According to multiple sources, Nine chief executive Hugh Marks has made it clear to the NRL that club and Origin matches played without crowds are considered an inferior product and, as a less attractive television spectacle, have a lower value.
Sources say that Foxtel has not raised a problem with the absence of crowds in its talks with League Central. But the subscription television provider is still expected to bargain for a reduced fee, particularly if plans to restart the season next month don’t come off and it ends up having to run deep into spring and even summer.
Foxtel and Nine, which owns this masthead, have indicated to the NRL that a later finish to the season is another factor that reduces the value of their broadcast rights, mainly because of clashes with other sports.
Broadcasters will already pay discounted amounts if there are less rounds played than under the terms of the contracts they signed in 2015 and which became active for the 2018 season.
But a tussle looms over the final figures that should be paid by Nine and Foxtel, who didn’t make their latest quarterly instalments last week after the season was suspended.
The NRL will argue that if matches are being played it should be paid the $13 million a round it generally receives, but it is bracing for robust negotiations, particularly with Nine, which wants a new agreement now that the game is not delivering on its contract as a result of COVID-19.
Contacted on Wednesday, ARLC chairman Peter V’landys said discussions with the broadcasters were commercially sensitive.
“All I can say is that I’m extremely confident both our broadcast partners will be happy,” V’landys said.
“Hugh is a good man.

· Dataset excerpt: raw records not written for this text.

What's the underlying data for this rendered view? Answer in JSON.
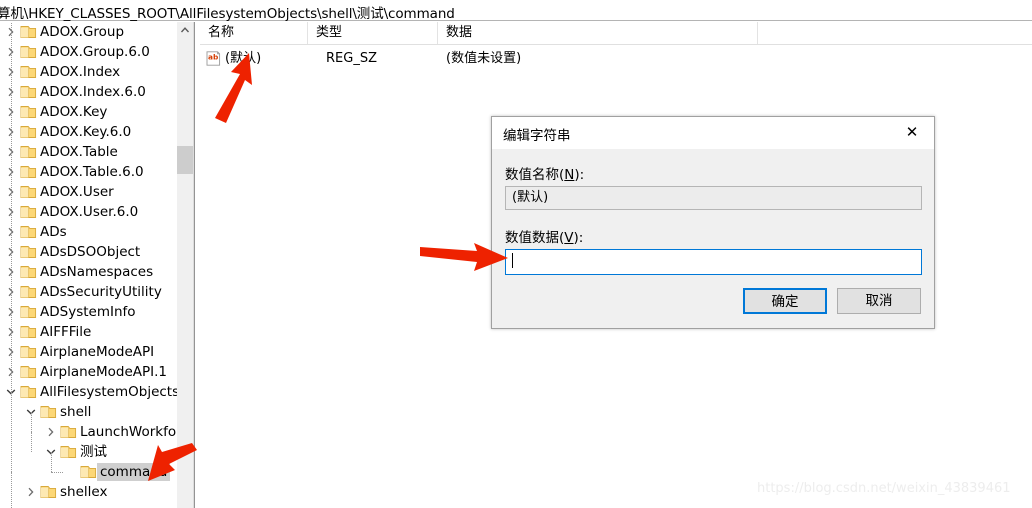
{
  "window": {
    "address_path": "算机\\HKEY_CLASSES_ROOT\\AllFilesystemObjects\\shell\\测试\\command"
  },
  "tree": {
    "items": [
      {
        "label": "ADOX.Group",
        "depth": 1,
        "expander": "collapsed"
      },
      {
        "label": "ADOX.Group.6.0",
        "depth": 1,
        "expander": "collapsed"
      },
      {
        "label": "ADOX.Index",
        "depth": 1,
        "expander": "collapsed"
      },
      {
        "label": "ADOX.Index.6.0",
        "depth": 1,
        "expander": "collapsed"
      },
      {
        "label": "ADOX.Key",
        "depth": 1,
        "expander": "collapsed"
      },
      {
        "label": "ADOX.Key.6.0",
        "depth": 1,
        "expander": "collapsed"
      },
      {
        "label": "ADOX.Table",
        "depth": 1,
        "expander": "collapsed"
      },
      {
        "label": "ADOX.Table.6.0",
        "depth": 1,
        "expander": "collapsed"
      },
      {
        "label": "ADOX.User",
        "depth": 1,
        "expander": "collapsed"
      },
      {
        "label": "ADOX.User.6.0",
        "depth": 1,
        "expander": "collapsed"
      },
      {
        "label": "ADs",
        "depth": 1,
        "expander": "collapsed"
      },
      {
        "label": "ADsDSOObject",
        "depth": 1,
        "expander": "collapsed"
      },
      {
        "label": "ADsNamespaces",
        "depth": 1,
        "expander": "collapsed"
      },
      {
        "label": "ADsSecurityUtility",
        "depth": 1,
        "expander": "collapsed"
      },
      {
        "label": "ADSystemInfo",
        "depth": 1,
        "expander": "collapsed"
      },
      {
        "label": "AIFFFile",
        "depth": 1,
        "expander": "collapsed"
      },
      {
        "label": "AirplaneModeAPI",
        "depth": 1,
        "expander": "collapsed"
      },
      {
        "label": "AirplaneModeAPI.1",
        "depth": 1,
        "expander": "collapsed"
      },
      {
        "label": "AllFilesystemObjects",
        "depth": 1,
        "expander": "expanded"
      },
      {
        "label": "shell",
        "depth": 2,
        "expander": "expanded"
      },
      {
        "label": "LaunchWorkfolder",
        "depth": 3,
        "expander": "collapsed"
      },
      {
        "label": "测试",
        "depth": 3,
        "expander": "expanded"
      },
      {
        "label": "command",
        "depth": 4,
        "expander": "none",
        "selected": true
      },
      {
        "label": "shellex",
        "depth": 2,
        "expander": "collapsed"
      }
    ]
  },
  "list": {
    "columns": [
      "名称",
      "类型",
      "数据"
    ],
    "rows": [
      {
        "name": "(默认)",
        "type": "REG_SZ",
        "data": "(数值未设置)",
        "icon": "string-value-icon"
      }
    ]
  },
  "dialog": {
    "title": "编辑字符串",
    "close_label": "✕",
    "name_label_prefix": "数值名称(",
    "name_label_key": "N",
    "name_label_suffix": "):",
    "name_value": "(默认)",
    "data_label_prefix": "数值数据(",
    "data_label_key": "V",
    "data_label_suffix": "):",
    "data_value": "",
    "ok_label": "确定",
    "cancel_label": "取消",
    "accent_color": "#0078d7"
  },
  "annotations": {
    "arrow_color": "#ee2200",
    "arrow_count": 3
  },
  "watermark": {
    "text": "https://blog.csdn.net/weixin_43839461"
  }
}
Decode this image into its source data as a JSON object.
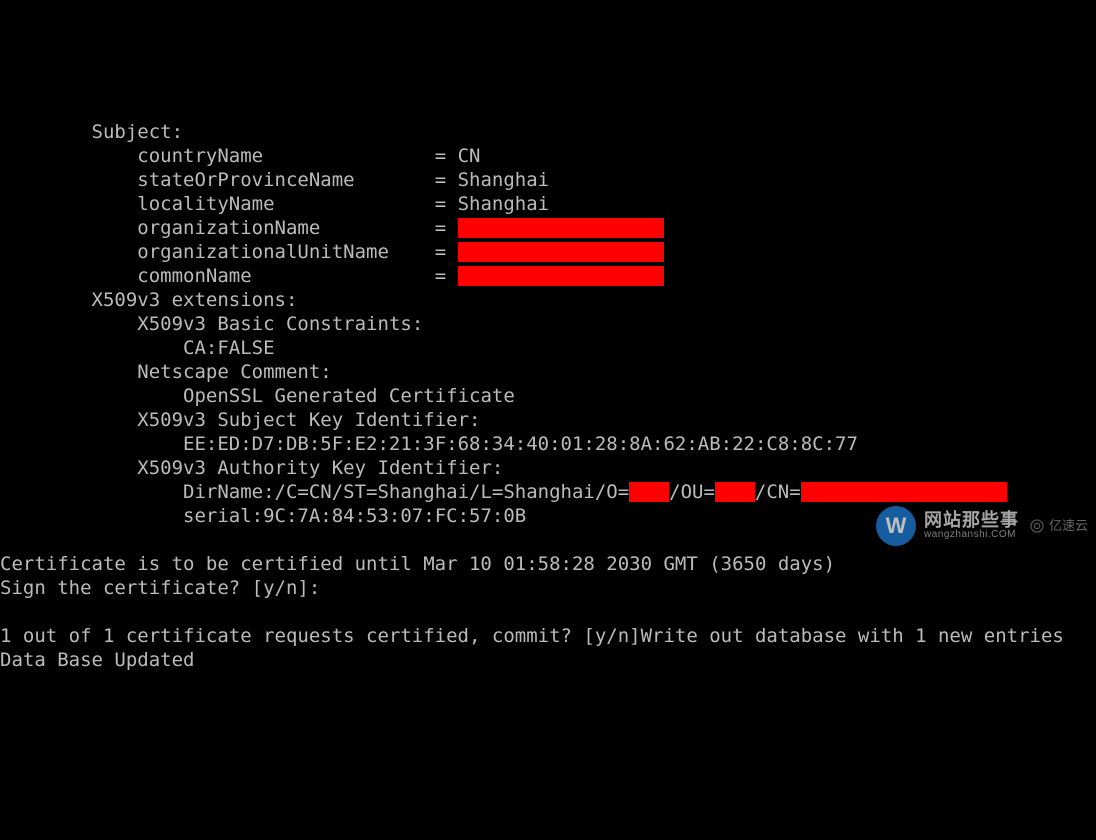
{
  "cert": {
    "subject_header": "Subject:",
    "subject": {
      "countryName": {
        "label": "countryName",
        "value": "CN",
        "redacted": false
      },
      "stateOrProvinceName": {
        "label": "stateOrProvinceName",
        "value": "Shanghai",
        "redacted": false
      },
      "localityName": {
        "label": "localityName",
        "value": "Shanghai",
        "redacted": false
      },
      "organizationName": {
        "label": "organizationName",
        "value": "",
        "redacted": true
      },
      "organizationalUnitName": {
        "label": "organizationalUnitName",
        "value": "",
        "redacted": true
      },
      "commonName": {
        "label": "commonName",
        "value": "",
        "redacted": true
      }
    },
    "ext_header": "X509v3 extensions:",
    "basic_constraints_label": "X509v3 Basic Constraints:",
    "basic_constraints_value": "CA:FALSE",
    "netscape_label": "Netscape Comment:",
    "netscape_value": "OpenSSL Generated Certificate",
    "ski_label": "X509v3 Subject Key Identifier:",
    "ski_value": "EE:ED:D7:DB:5F:E2:21:3F:68:34:40:01:28:8A:62:AB:22:C8:8C:77",
    "aki_label": "X509v3 Authority Key Identifier:",
    "aki_dirname_prefix": "DirName:/C=CN/ST=Shanghai/L=Shanghai/O=",
    "aki_ou": "/OU=",
    "aki_cn": "/CN=",
    "aki_serial": "serial:9C:7A:84:53:07:FC:57:0B",
    "until_line": "Certificate is to be certified until Mar 10 01:58:28 2030 GMT (3650 days)",
    "sign_prompt": "Sign the certificate? [y/n]:",
    "commit_line": "1 out of 1 certificate requests certified, commit? [y/n]Write out database with 1 new entries",
    "updated_line": "Data Base Updated"
  },
  "watermarks": {
    "logo_letter": "W",
    "brand_cn": "网站那些事",
    "brand_en": "wangzhanshi.COM",
    "yisu": "亿速云"
  },
  "colors": {
    "redaction": "#ff0000",
    "background": "#000000",
    "text": "#bbbbbb"
  }
}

He’s a very good CEO. He’s looking after Channel Nine’s interests. I’m looking after the NRL’s. We’ll meet somewhere where we’re both happy.”